[Data about app and page elements]
══════
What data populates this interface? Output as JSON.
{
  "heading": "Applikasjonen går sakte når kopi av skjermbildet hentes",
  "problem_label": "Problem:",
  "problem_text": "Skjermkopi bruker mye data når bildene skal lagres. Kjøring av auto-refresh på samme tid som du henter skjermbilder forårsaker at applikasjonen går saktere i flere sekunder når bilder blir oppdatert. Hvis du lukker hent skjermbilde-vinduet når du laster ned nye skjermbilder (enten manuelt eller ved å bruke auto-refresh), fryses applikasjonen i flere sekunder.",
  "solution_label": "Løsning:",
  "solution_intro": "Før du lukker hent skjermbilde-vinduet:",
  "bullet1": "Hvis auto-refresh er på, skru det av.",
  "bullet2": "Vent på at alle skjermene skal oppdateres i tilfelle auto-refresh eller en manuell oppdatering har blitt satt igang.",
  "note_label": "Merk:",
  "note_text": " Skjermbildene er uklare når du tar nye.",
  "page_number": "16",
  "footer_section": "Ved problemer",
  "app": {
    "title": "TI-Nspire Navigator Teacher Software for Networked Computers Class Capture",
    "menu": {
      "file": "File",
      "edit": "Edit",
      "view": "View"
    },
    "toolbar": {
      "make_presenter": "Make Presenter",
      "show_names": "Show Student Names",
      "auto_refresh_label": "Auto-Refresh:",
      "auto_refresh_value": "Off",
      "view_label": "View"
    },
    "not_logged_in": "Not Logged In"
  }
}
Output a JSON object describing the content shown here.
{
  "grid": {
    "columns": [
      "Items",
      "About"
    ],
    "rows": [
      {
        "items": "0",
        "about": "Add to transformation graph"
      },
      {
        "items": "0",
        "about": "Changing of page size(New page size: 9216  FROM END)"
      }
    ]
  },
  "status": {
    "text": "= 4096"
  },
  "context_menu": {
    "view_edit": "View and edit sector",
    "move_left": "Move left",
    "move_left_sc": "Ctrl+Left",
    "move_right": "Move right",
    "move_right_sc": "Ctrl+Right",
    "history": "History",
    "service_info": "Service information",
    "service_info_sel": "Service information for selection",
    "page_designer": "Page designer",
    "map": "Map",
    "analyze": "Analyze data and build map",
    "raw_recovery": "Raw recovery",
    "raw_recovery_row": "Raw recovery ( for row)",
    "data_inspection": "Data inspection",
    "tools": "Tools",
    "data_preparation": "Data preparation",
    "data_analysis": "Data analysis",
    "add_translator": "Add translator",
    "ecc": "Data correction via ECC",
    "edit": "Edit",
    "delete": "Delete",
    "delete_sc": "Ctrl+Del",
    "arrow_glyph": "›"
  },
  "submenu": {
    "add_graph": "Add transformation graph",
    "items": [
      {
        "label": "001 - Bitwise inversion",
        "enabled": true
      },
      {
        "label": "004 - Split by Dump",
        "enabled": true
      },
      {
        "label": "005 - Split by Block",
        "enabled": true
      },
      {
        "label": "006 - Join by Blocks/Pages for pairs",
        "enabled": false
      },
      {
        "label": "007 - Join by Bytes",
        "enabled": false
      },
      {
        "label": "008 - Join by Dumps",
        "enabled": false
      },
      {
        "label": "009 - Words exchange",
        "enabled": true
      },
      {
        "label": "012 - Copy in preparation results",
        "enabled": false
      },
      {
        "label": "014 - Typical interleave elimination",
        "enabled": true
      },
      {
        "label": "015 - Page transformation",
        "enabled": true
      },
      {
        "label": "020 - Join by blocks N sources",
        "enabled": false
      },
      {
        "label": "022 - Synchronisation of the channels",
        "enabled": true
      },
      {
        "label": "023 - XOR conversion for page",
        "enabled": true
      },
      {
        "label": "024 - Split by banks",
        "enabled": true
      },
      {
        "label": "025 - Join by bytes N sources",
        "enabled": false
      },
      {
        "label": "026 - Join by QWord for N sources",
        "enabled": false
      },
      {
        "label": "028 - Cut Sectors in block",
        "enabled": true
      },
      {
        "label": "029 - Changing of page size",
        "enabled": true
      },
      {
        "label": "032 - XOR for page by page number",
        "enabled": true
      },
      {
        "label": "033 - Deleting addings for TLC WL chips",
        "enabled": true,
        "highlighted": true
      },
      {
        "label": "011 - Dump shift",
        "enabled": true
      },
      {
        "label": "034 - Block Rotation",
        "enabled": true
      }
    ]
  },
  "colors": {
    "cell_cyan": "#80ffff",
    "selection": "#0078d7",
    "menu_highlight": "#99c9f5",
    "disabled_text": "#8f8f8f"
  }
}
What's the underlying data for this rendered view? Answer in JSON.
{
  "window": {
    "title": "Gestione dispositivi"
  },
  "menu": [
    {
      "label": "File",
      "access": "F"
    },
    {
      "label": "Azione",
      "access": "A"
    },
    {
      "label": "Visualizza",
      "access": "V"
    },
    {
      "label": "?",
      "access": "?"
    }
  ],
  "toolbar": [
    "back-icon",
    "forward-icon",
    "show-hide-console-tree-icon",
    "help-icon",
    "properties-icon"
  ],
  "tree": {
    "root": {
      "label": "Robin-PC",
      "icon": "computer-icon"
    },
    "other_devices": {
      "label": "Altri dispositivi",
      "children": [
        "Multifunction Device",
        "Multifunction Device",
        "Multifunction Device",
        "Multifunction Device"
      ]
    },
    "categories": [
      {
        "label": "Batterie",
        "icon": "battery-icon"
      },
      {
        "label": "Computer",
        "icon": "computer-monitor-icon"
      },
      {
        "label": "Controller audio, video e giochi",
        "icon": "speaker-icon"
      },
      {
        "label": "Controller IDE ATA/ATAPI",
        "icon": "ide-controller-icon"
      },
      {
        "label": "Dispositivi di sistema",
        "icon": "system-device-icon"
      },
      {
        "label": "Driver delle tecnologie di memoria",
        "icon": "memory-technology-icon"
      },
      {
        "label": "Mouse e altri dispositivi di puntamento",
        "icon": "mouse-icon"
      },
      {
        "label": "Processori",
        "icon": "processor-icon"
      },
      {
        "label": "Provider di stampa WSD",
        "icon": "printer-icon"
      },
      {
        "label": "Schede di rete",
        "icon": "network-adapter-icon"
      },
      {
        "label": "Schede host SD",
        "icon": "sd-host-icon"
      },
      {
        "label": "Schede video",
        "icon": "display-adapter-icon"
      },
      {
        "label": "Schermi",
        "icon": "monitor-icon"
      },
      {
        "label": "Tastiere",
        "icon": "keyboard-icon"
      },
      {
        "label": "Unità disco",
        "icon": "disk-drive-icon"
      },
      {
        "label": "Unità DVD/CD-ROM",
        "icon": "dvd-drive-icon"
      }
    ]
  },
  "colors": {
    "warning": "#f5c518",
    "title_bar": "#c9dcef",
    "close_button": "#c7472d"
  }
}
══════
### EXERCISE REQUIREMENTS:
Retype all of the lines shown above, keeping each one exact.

### EXPECTED ANSWER:
What data populates this interface? Output as JSON.
{
  "heading": "Applikasjonen går sakte når kopi av skjermbildet hentes",
  "problem_label": "Problem:",
  "problem_text": "Skjermkopi bruker mye data når bildene skal lagres. Kjøring av auto-refresh på samme tid som du henter skjermbilder forårsaker at applikasjonen går saktere i flere sekunder når bilder blir oppdatert. Hvis du lukker hent skjermbilde-vinduet når du laster ned nye skjermbilder (enten manuelt eller ved å bruke auto-refresh), fryses applikasjonen i flere sekunder.",
  "solution_label": "Løsning:",
  "solution_intro": "Før du lukker hent skjermbilde-vinduet:",
  "bullet1": "Hvis auto-refresh er på, skru det av.",
  "bullet2": "Vent på at alle skjermene skal oppdateres i tilfelle auto-refresh eller en manuell oppdatering har blitt satt igang.",
  "note_label": "Merk:",
  "note_text": " Skjermbildene er uklare når du tar nye.",
  "page_number": "16",
  "footer_section": "Ved problemer",
  "app": {
    "title": "TI-Nspire Navigator Teacher Software for Networked Computers Class Capture",
    "menu": {
      "file": "File",
      "edit": "Edit",
      "view": "View"
    },
    "toolbar": {
      "make_presenter": "Make Presenter",
      "show_names": "Show Student Names",
      "auto_refresh_label": "Auto-Refresh:",
      "auto_refresh_value": "Off",
      "view_label": "View"
    },
    "not_logged_in": "Not Logged In"
  }
}
Output a JSON object describing the content shown here.
{
  "grid": {
    "columns": [
      "Items",
      "About"
    ],
    "rows": [
      {
        "items": "0",
        "about": "Add to transformation graph"
      },
      {
        "items": "0",
        "about": "Changing of page size(New page size: 9216  FROM END)"
      }
    ]
  },
  "status": {
    "text": "= 4096"
  },
  "context_menu": {
    "view_edit": "View and edit sector",
    "move_left": "Move left",
    "move_left_sc": "Ctrl+Left",
    "move_right": "Move right",
    "move_right_sc": "Ctrl+Right",
    "history": "History",
    "service_info": "Service information",
    "service_info_sel": "Service information for selection",
    "page_designer": "Page designer",
    "map": "Map",
    "analyze": "Analyze data and build map",
    "raw_recovery": "Raw recovery",
    "raw_recovery_row": "Raw recovery ( for row)",
    "data_inspection": "Data inspection",
    "tools": "Tools",
    "data_preparation": "Data preparation",
    "data_analysis": "Data analysis",
    "add_translator": "Add translator",
    "ecc": "Data correction via ECC",
    "edit": "Edit",
    "delete": "Delete",
    "delete_sc": "Ctrl+Del",
    "arrow_glyph": "›"
  },
  "submenu": {
    "add_graph": "Add transformation graph",
    "items": [
      {
        "label": "001 - Bitwise inversion",
        "enabled": true
      },
      {
        "label": "004 - Split by Dump",
        "enabled": true
      },
      {
        "label": "005 - Split by Block",
        "enabled": true
      },
      {
        "label": "006 - Join by Blocks/Pages for pairs",
        "enabled": false
      },
      {
        "label": "007 - Join by Bytes",
        "enabled": false
      },
      {
        "label": "008 - Join by Dumps",
        "enabled": false
      },
      {
        "label": "009 - Words exchange",
        "enabled": true
      },
      {
        "label": "012 - Copy in preparation results",
        "enabled": false
      },
      {
        "label": "014 - Typical interleave elimination",
        "enabled": true
      },
      {
        "label": "015 - Page transformation",
        "enabled": true
      },
      {
        "label": "020 - Join by blocks N sources",
        "enabled": false
      },
      {
        "label": "022 - Synchronisation of the channels",
        "enabled": true
      },
      {
        "label": "023 - XOR conversion for page",
        "enabled": true
      },
      {
        "label": "024 - Split by banks",
        "enabled": true
      },
      {
        "label": "025 - Join by bytes N sources",
        "enabled": false
      },
      {
        "label": "026 - Join by QWord for N sources",
        "enabled": false
      },
      {
        "label": "028 - Cut Sectors in block",
        "enabled": true
      },
      {
        "label": "029 - Changing of page size",
        "enabled": true
      },
      {
        "label": "032 - XOR for page by page number",
        "enabled": true
      },
      {
        "label": "033 - Deleting addings for TLC WL chips",
        "enabled": true,
        "highlighted": true
      },
      {
        "label": "011 - Dump shift",
        "enabled": true
      },
      {
        "label": "034 - Block Rotation",
        "enabled": true
      }
    ]
  },
  "colors": {
    "cell_cyan": "#80ffff",
    "selection": "#0078d7",
    "menu_highlight": "#99c9f5",
    "disabled_text": "#8f8f8f"
  }
}
What's the underlying data for this rendered view? Answer in JSON.
{
  "window": {
    "title": "Gestione dispositivi"
  },
  "menu": [
    {
      "label": "File",
      "access": "F"
    },
    {
      "label": "Azione",
      "access": "A"
    },
    {
      "label": "Visualizza",
      "access": "V"
    },
    {
      "label": "?",
      "access": "?"
    }
  ],
  "toolbar": [
    "back-icon",
    "forward-icon",
    "show-hide-console-tree-icon",
    "help-icon",
    "properties-icon"
  ],
  "tree": {
    "root": {
      "label": "Robin-PC",
      "icon": "computer-icon"
    },
    "other_devices": {
      "label": "Altri dispositivi",
      "children": [
        "Multifunction Device",
        "Multifunction Device",
        "Multifunction Device",
        "Multifunction Device"
      ]
    },
    "categories": [
      {
        "label": "Batterie",
        "icon": "battery-icon"
      },
      {
        "label": "Computer",
        "icon": "computer-monitor-icon"
      },
      {
        "label": "Controller audio, video e giochi",
        "icon": "speaker-icon"
      },
      {
        "label": "Controller IDE ATA/ATAPI",
        "icon": "ide-controller-icon"
      },
      {
        "label": "Dispositivi di sistema",
        "icon": "system-device-icon"
      },
      {
        "label": "Driver delle tecnologie di memoria",
        "icon": "memory-technology-icon"
      },
      {
        "label": "Mouse e altri dispositivi di puntamento",
        "icon": "mouse-icon"
      },
      {
        "label": "Processori",
        "icon": "processor-icon"
      },
      {
        "label": "Provider di stampa WSD",
        "icon": "printer-icon"
      },
      {
        "label": "Schede di rete",
        "icon": "network-adapter-icon"
      },
      {
        "label": "Schede host SD",
        "icon": "sd-host-icon"
      },
      {
        "label": "Schede video",
        "icon": "display-adapter-icon"
      },
      {
        "label": "Schermi",
        "icon": "monitor-icon"
      },
      {
        "label": "Tastiere",
        "icon": "keyboard-icon"
      },
      {
        "label": "Unità disco",
        "icon": "disk-drive-icon"
      },
      {
        "label": "Unità DVD/CD-ROM",
        "icon": "dvd-drive-icon"
      }
    ]
  },
  "colors": {
    "warning": "#f5c518",
    "title_bar": "#c9dcef",
    "close_button": "#c7472d"
  }
}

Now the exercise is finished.